Look at Salesforce usage with AppNeta monitoring

3. Low-quality bandwidth. When a web or SaaS application such as Salesforce is slow, many companies think they should just invest in more bandwidth. This is a real problem, but before upgrading office bandwidth, IT should look into whether that is what is actually holding back their Salesforce performance. For example, in our offices here in Boston, we are getting 250 Mbps of bandwidth, and the Salesforce instances have extremely high bandwidth connectivity, but our connection to Salesforce is running at 5 Mbps.

See throughput for Salesforce with AppNeta

For most of the companies we work with, getting more bandwidth isn’t going to make Salesforce faster or perform better. What will make it perform better is getting higher quality bandwidth. Web applications are TCP-based with guaranteed delivery, and small amounts of packet loss will have an incredible impact on web application performance. When a web application has 3% to 5% of packet loss, also represented by the retransmit rate in flow-based applications, the overall user experience of that application will be terrible. The solution is to make sure you’re not experiencing packet loss and retransmits on your current Internet connections and to ensure your and your ISP’s network equipment is working properly. The reason many companies upgrade from residential to business class or other dedicated circuits is to ensure tighter tolerances, better equipment and less of a chance of packet loss for their web apps.

4. Intelligent caching. Web applications such as Salesforce have lots of JavaScript and CSS files in order to provide a rich user experience that is comparable to what people experience with a desktop application. As a result, you’re going to have 3, 4 or 5 MB JavaScript files that can take time to download, especially when you have packet loss. This one specific page with multiple plugins used by our sales team has a total page size of 5 MB. Since it rarely changes, if you can enable caching on your network and create a cache derivative of it stored locally, you’ll be enabling larger file downloads and creating a much better experience for your users when loading Salesforce.

5. Plugin usage. The average Salesforce customer has seven plugins within Salesforce, each of which can dramatically help or hurt the overall end-user experience of Salesforce. The majority of your total data transfer could actually be from these third-party plugins, which work with Salesforce to provide lead sourcing, marketing, sales and accounting capabilities. Therefore, you want to explore how much bandwidth your plugins are using, and from where these plugins are being served. The performance impact of these plugins should be a consideration when choosing between the available plugins, not just the features they have available. To gauge the full performance impact of these plugins, you need a tool that measures the full end-user experience with a real synthetic transaction, as that will allow you to see whether not only Salesforce is working properly but how your plugins are working as well.

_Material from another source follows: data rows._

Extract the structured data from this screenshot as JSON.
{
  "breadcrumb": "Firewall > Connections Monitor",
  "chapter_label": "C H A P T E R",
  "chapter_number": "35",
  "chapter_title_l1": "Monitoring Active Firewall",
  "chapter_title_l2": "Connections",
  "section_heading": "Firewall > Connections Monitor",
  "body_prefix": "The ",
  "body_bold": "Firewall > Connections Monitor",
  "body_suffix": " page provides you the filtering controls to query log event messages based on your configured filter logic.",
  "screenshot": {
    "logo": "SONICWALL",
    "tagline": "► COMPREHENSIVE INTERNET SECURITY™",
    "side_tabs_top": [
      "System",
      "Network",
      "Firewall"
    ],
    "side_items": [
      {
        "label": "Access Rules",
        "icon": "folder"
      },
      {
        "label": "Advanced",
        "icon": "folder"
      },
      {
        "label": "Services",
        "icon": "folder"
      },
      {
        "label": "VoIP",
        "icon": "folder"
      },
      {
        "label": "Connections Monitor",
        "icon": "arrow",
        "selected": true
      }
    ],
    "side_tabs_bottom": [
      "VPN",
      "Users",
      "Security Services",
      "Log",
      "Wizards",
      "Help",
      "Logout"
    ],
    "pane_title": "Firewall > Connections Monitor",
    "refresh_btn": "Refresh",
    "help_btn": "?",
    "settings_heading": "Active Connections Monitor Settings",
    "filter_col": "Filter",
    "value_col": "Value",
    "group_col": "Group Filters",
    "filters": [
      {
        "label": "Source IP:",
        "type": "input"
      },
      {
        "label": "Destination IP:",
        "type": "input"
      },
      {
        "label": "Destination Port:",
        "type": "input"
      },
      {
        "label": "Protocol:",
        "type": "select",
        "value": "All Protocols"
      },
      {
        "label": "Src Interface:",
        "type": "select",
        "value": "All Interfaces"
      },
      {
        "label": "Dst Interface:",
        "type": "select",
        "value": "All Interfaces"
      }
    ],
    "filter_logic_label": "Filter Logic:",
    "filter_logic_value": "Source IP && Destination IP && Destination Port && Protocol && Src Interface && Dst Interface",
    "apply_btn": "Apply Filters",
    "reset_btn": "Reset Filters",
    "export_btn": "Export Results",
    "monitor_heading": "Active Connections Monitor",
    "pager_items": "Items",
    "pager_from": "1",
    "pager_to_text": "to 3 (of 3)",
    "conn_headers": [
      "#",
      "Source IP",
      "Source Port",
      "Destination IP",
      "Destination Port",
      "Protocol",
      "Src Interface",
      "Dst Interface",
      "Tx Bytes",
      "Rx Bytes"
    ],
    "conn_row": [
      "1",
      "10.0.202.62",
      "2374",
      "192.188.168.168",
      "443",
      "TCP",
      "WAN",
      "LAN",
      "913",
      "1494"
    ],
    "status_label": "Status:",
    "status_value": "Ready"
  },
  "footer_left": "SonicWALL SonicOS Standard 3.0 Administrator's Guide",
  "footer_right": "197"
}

AppNeta uses milestones for Salesforce monitoring.

These are the fundamental areas that you and your IT team can monitor to locate, avoid and resolve Salesforce performance issues. Even if you’re getting everything right with respect to how you’re running Salesforce, you need to make sure the entire underlying infrastructure is capable of delivering a quality Salesforce experience. At AppNeta, we spend a lot of time making sure our tools for monitoring SaaS apps like Salesforce pick up these issues before they impact the users’ experience.

Filed Under: Networking Technology, Performance Monitoring

Tags: application performance , monitoring technology , SaaS , salesforce , salesforce performance , network performance , application monitoring , performance monitoring , SaaS monitoring , SaaS performance , enterprise network , enterprise IT